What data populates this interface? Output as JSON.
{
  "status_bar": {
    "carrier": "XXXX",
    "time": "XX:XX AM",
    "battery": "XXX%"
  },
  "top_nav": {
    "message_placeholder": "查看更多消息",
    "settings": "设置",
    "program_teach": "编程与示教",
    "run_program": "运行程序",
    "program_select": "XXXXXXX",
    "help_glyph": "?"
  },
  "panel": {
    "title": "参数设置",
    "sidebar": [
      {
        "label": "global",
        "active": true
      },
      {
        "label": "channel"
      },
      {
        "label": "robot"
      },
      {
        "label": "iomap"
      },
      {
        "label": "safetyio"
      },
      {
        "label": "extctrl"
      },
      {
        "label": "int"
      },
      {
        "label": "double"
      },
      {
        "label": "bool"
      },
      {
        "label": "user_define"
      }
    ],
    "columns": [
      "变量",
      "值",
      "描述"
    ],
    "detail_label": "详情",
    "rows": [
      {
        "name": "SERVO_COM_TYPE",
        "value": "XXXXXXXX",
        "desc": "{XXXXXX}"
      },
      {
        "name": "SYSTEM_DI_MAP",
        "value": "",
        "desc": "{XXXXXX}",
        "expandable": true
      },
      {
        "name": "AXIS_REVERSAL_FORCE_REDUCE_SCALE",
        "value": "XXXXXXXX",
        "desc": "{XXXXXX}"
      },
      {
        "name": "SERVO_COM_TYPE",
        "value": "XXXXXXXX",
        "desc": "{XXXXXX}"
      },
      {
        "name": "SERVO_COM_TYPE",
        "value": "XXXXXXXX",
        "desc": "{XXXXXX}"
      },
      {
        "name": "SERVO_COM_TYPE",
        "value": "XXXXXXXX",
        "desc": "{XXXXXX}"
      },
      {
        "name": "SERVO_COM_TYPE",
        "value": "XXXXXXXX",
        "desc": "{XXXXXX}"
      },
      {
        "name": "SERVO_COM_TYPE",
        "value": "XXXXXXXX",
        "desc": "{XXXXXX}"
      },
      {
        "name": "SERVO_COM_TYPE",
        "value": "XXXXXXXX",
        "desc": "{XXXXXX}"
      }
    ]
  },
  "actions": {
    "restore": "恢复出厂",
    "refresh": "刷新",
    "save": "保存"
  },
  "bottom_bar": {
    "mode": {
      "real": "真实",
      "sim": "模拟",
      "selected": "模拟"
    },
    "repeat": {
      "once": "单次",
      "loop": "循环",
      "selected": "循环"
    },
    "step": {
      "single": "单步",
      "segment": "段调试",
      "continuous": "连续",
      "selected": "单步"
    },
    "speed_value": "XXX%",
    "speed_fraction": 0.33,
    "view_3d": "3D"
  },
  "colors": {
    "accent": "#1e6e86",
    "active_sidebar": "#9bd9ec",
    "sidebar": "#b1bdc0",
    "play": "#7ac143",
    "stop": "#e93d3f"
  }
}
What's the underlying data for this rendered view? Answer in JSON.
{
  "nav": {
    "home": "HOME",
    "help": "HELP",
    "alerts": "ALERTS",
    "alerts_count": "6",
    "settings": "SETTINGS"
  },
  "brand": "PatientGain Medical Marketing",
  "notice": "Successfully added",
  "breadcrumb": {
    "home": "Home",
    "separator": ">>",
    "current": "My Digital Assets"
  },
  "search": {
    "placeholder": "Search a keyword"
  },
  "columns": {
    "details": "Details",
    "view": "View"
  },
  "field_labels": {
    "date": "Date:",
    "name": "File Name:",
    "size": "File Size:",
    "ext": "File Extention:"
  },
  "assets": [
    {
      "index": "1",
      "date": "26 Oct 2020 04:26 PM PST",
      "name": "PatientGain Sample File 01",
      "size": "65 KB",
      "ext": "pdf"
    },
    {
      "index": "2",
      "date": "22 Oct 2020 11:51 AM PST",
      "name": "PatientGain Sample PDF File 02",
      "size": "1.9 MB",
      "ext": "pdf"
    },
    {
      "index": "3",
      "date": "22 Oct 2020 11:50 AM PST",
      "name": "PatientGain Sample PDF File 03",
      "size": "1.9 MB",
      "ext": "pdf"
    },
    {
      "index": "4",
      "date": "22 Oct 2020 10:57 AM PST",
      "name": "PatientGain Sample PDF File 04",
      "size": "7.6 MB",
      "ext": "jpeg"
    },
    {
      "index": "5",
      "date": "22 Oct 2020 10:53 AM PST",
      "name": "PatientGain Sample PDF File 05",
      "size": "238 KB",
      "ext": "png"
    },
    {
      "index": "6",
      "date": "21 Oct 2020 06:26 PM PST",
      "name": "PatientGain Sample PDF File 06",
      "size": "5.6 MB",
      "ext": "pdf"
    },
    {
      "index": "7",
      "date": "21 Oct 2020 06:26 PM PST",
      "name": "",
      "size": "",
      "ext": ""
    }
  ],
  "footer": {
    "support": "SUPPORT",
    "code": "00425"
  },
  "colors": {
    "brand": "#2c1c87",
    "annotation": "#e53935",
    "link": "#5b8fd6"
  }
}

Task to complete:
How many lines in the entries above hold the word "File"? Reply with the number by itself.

Reply to the exercise:
9